  • Monitor your language for words with double meanings.
  • Assume positive intent to understand even from silly questions or offhand remarks.
  • Ask students to move from drawing detailed pictures to simpler shapes, another step toward abstraction.
  • Consider the sequence of representations students select. Does it promote depth of mathematical thinking?
  • Actively point out connections to other representations so that students become fluent in translation from one representation to another.

 Suggested Practices
  • Articulate and enunciate!
  • Keep writing utensils available if you expect students to draw.
  • Extra time: putting ideas on paper takes more time than talkingg.
  • For open-ended questions, suggest drawing a diagram first in order to have something concrete to write about.
  • Make copies of important textbook pages so that students can highlight, draw on, underline, and write notes in the margin to better interact with the text.
  • Have students use graphic organizers that incorporate both words and pictures. 
  • Designate a section of notes/worksheets for drawing, showing that you value and expect to see visual thinking.

Drawing is a device to capture the language of mathematics in order to make it visible to themselves.

Drawing slows students down and allows them to self-correct their thoughts while their hands are sketching; it also helps them to keep track of and record their solutions.


1 comment:

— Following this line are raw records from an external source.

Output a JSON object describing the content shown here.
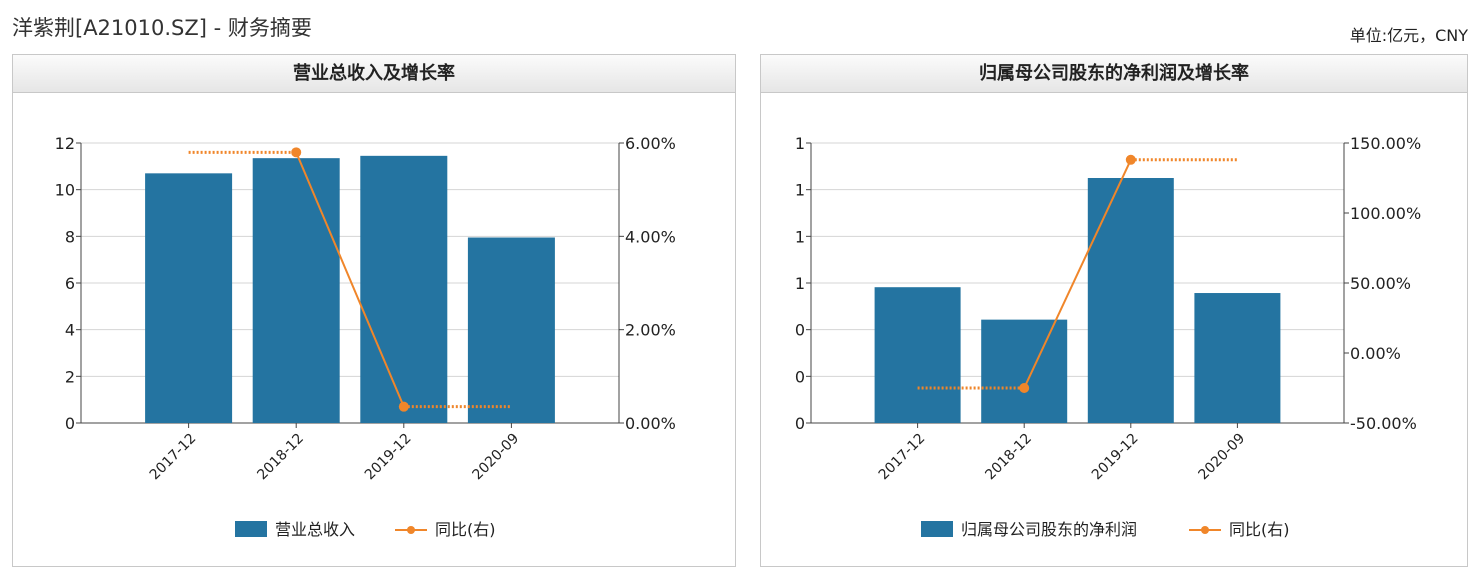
{
  "page": {
    "title": "洋紫荆[A21010.SZ] - 财务摘要",
    "unit": "单位:亿元，CNY"
  },
  "colors": {
    "bar": "#2474a1",
    "line": "#f0862a",
    "grid": "#d4d4d4",
    "axis": "#444444"
  },
  "chart_data": [
    {
      "type": "bar",
      "title": "营业总收入及增长率",
      "categories": [
        "2017-12",
        "2018-12",
        "2019-12",
        "2020-09"
      ],
      "series": [
        {
          "name": "营业总收入",
          "type": "bar",
          "axis": "left",
          "values": [
            10.7,
            11.35,
            11.45,
            7.95
          ]
        },
        {
          "name": "同比(右)",
          "type": "line",
          "axis": "right",
          "values": [
            null,
            5.8,
            0.35,
            null
          ],
          "flat_start": 5.8,
          "flat_end": 0.35
        }
      ],
      "left_axis": {
        "min": 0,
        "max": 12,
        "ticks": [
          "0",
          "2",
          "4",
          "6",
          "8",
          "10",
          "12"
        ]
      },
      "right_axis": {
        "min": 0,
        "max": 6,
        "ticks": [
          "0.00%",
          "2.00%",
          "4.00%",
          "6.00%"
        ]
      },
      "legend": [
        "营业总收入",
        "同比(右)"
      ]
    },
    {
      "type": "bar",
      "title": "归属母公司股东的净利润及增长率",
      "categories": [
        "2017-12",
        "2018-12",
        "2019-12",
        "2020-09"
      ],
      "series": [
        {
          "name": "归属母公司股东的净利润",
          "type": "bar",
          "axis": "left",
          "values": [
            0.582,
            0.443,
            1.05,
            0.557
          ]
        },
        {
          "name": "同比(右)",
          "type": "line",
          "axis": "right",
          "values": [
            null,
            -25,
            138,
            null
          ],
          "flat_start": -25,
          "flat_end": 138
        }
      ],
      "left_axis": {
        "min": 0,
        "max": 1.2,
        "ticks": [
          "0",
          "0",
          "0",
          "1",
          "1",
          "1",
          "1"
        ]
      },
      "right_axis": {
        "min": -50,
        "max": 150,
        "ticks": [
          "-50.00%",
          "0.00%",
          "50.00%",
          "100.00%",
          "150.00%"
        ]
      },
      "legend": [
        "归属母公司股东的净利润",
        "同比(右)"
      ]
    }
  ]
}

  1. What I learnt from these all scenario that teacher has to provide clear direct instructions for the students before he engage them in an activity. Thanks for sharing.